Task directions » Check every line of the data below for "subtitle". Copy each one that has it.

[Records from a dataset]
>>>>

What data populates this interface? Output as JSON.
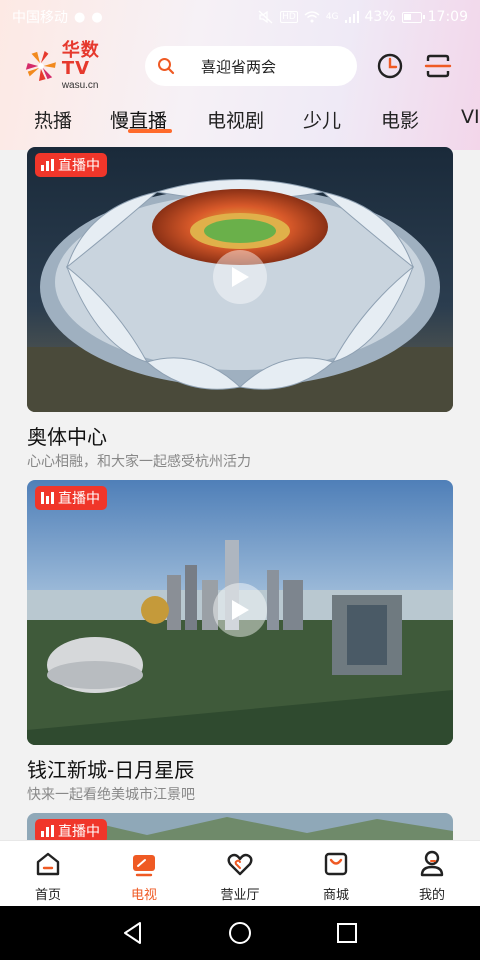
{
  "status_bar": {
    "carrier": "中国移动",
    "battery_percent": "43%",
    "time": "17:09",
    "network": "4G",
    "hd": "HD"
  },
  "header": {
    "logo_brand": "华数TV",
    "logo_url": "wasu.cn",
    "search_text": "喜迎省两会"
  },
  "tabs": [
    {
      "label": "热播",
      "active": false
    },
    {
      "label": "慢直播",
      "active": true
    },
    {
      "label": "电视剧",
      "active": false
    },
    {
      "label": "少儿",
      "active": false
    },
    {
      "label": "电影",
      "active": false
    },
    {
      "label": "VI",
      "active": false
    }
  ],
  "cards": [
    {
      "badge": "直播中",
      "title": "奥体中心",
      "subtitle": "心心相融，和大家一起感受杭州活力"
    },
    {
      "badge": "直播中",
      "title": "钱江新城-日月星辰",
      "subtitle": "快来一起看绝美城市江景吧"
    },
    {
      "badge": "直播中"
    }
  ],
  "bottom_nav": [
    {
      "label": "首页",
      "icon": "home-icon",
      "active": false
    },
    {
      "label": "电视",
      "icon": "tv-icon",
      "active": true
    },
    {
      "label": "营业厅",
      "icon": "heart-icon",
      "active": false
    },
    {
      "label": "商城",
      "icon": "shopping-bag-icon",
      "active": false
    },
    {
      "label": "我的",
      "icon": "profile-icon",
      "active": false
    }
  ],
  "colors": {
    "accent": "#ef5a24",
    "live_badge": "#f0362a",
    "brand_red": "#e6392d"
  }
}
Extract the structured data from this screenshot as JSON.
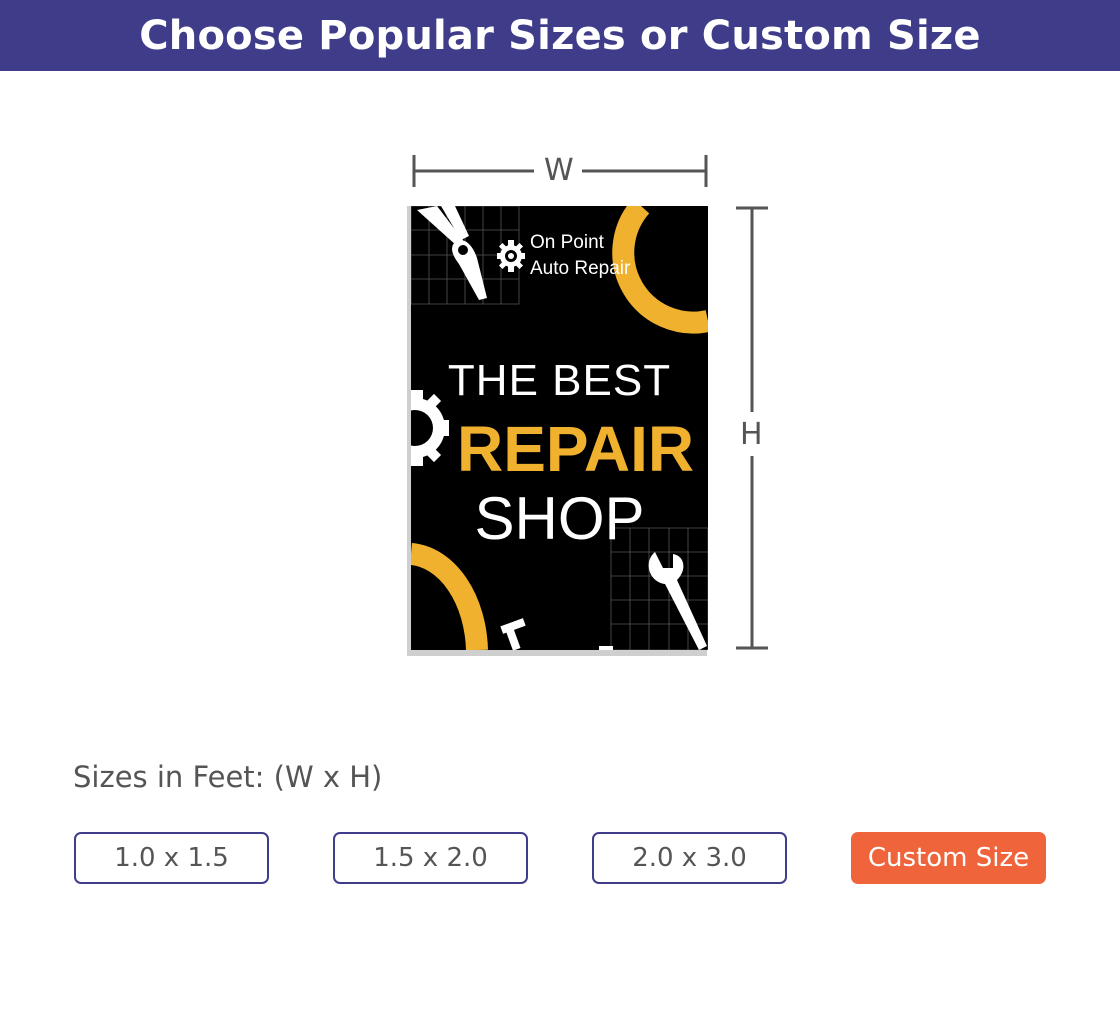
{
  "header": {
    "title": "Choose Popular Sizes or Custom Size"
  },
  "dimensions": {
    "width_label": "W",
    "height_label": "H"
  },
  "sign": {
    "brand_line1": "On Point",
    "brand_line2": "Auto Repair",
    "headline_line1": "THE BEST",
    "headline_line2": "REPAIR",
    "headline_line3": "SHOP",
    "colors": {
      "background": "#000000",
      "accent": "#f0b12e",
      "text": "#ffffff"
    },
    "icons": [
      "gear-icon",
      "pliers-icon",
      "wrench-icon",
      "bolt-icon"
    ]
  },
  "sizes": {
    "label": "Sizes in Feet: (W x H)",
    "options": [
      "1.0 x 1.5",
      "1.5 x 2.0",
      "2.0 x 3.0"
    ],
    "custom_label": "Custom Size"
  },
  "colors": {
    "brand": "#3f3d8a",
    "cta": "#ef643a",
    "text_gray": "#555555"
  }
}
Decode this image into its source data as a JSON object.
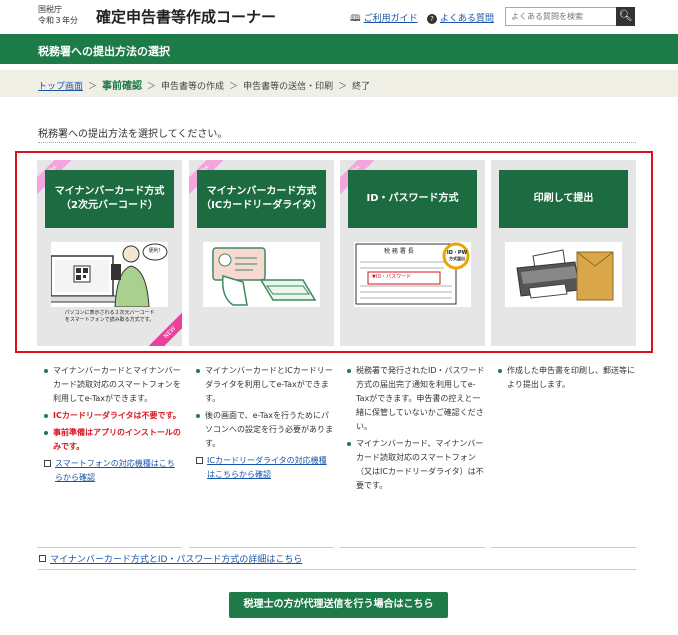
{
  "header": {
    "agency": "国税庁",
    "year": "令和３年分",
    "title": "確定申告書等作成コーナー",
    "guide_link": "ご利用ガイド",
    "faq_link": "よくある質問",
    "search_placeholder": "よくある質問を検索",
    "icons": [
      "book-icon",
      "question-icon",
      "search-icon"
    ]
  },
  "banner": {
    "title": "税務署への提出方法の選択"
  },
  "breadcrumb": {
    "items": [
      "トップ画面",
      "事前確認",
      "申告書等の作成",
      "申告書等の送信・印刷",
      "終了"
    ],
    "separator": "＞",
    "current_index": 1
  },
  "instruction": "税務署への提出方法を選択してください。",
  "methods": [
    {
      "ribbon": "e-Tax",
      "heading": "マイナンバーカード方式\n（2次元バーコード）",
      "caption": "パソコンに表示される２次元バーコード\nをスマートフォンで読み取る方式です。",
      "badge": "NEW",
      "bubble": "便利！",
      "bullets": [
        {
          "text": "マイナンバーカードとマイナンバーカード読取対応のスマートフォンを利用してe-Taxができます。",
          "style": "normal"
        },
        {
          "text": "ICカードリーダライタは不要です。",
          "style": "red"
        },
        {
          "text": "事前準備はアプリのインストールのみです。",
          "style": "red"
        }
      ],
      "link": "スマートフォンの対応機種はこちらから確認"
    },
    {
      "ribbon": "e-Tax",
      "heading": "マイナンバーカード方式\n（ICカードリーダライタ）",
      "bullets": [
        {
          "text": "マイナンバーカードとICカードリーダライタを利用してe-Taxができます。",
          "style": "normal"
        },
        {
          "text": "後の画面で、e-Taxを行うためにパソコンへの設定を行う必要があります。",
          "style": "normal"
        }
      ],
      "link": "ICカードリーダライタの対応機種はこちらから確認"
    },
    {
      "ribbon": "e-Tax",
      "heading": "ID・パスワード方式",
      "doc_title": "税 務 署 長",
      "stamp": "ID・PW",
      "stamp_sub": "方式届出",
      "pw_label": "▼ID・パスワード",
      "bullets": [
        {
          "text": "税務署で発行されたID・パスワード方式の届出完了通知を利用してe-Taxができます。申告書の控えと一緒に保管していないかご確認ください。",
          "style": "normal"
        },
        {
          "text": "マイナンバーカード、マイナンバーカード読取対応のスマートフォン（又はICカードリーダライタ）は不要です。",
          "style": "normal"
        }
      ],
      "link": ""
    },
    {
      "ribbon": "",
      "heading": "印刷して提出",
      "bullets": [
        {
          "text": "作成した申告書を印刷し、郵送等により提出します。",
          "style": "normal"
        }
      ],
      "link": ""
    }
  ],
  "detail_link": "マイナンバーカード方式とID・パスワード方式の詳細はこちら",
  "tax_accountant_button": "税理士の方が代理送信を行う場合はこちら",
  "colors": {
    "brand_green": "#1d7b47",
    "card_green": "#1d6b40",
    "highlight_red": "#d7141e",
    "link_blue": "#1a55a8",
    "ribbon_pink": "#f2a6dd"
  }
}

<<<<

Answer to this problem »
      "subtitle": "心心相融，和大家一起感受杭州活力"
      "subtitle": "快来一起看绝美城市江景吧"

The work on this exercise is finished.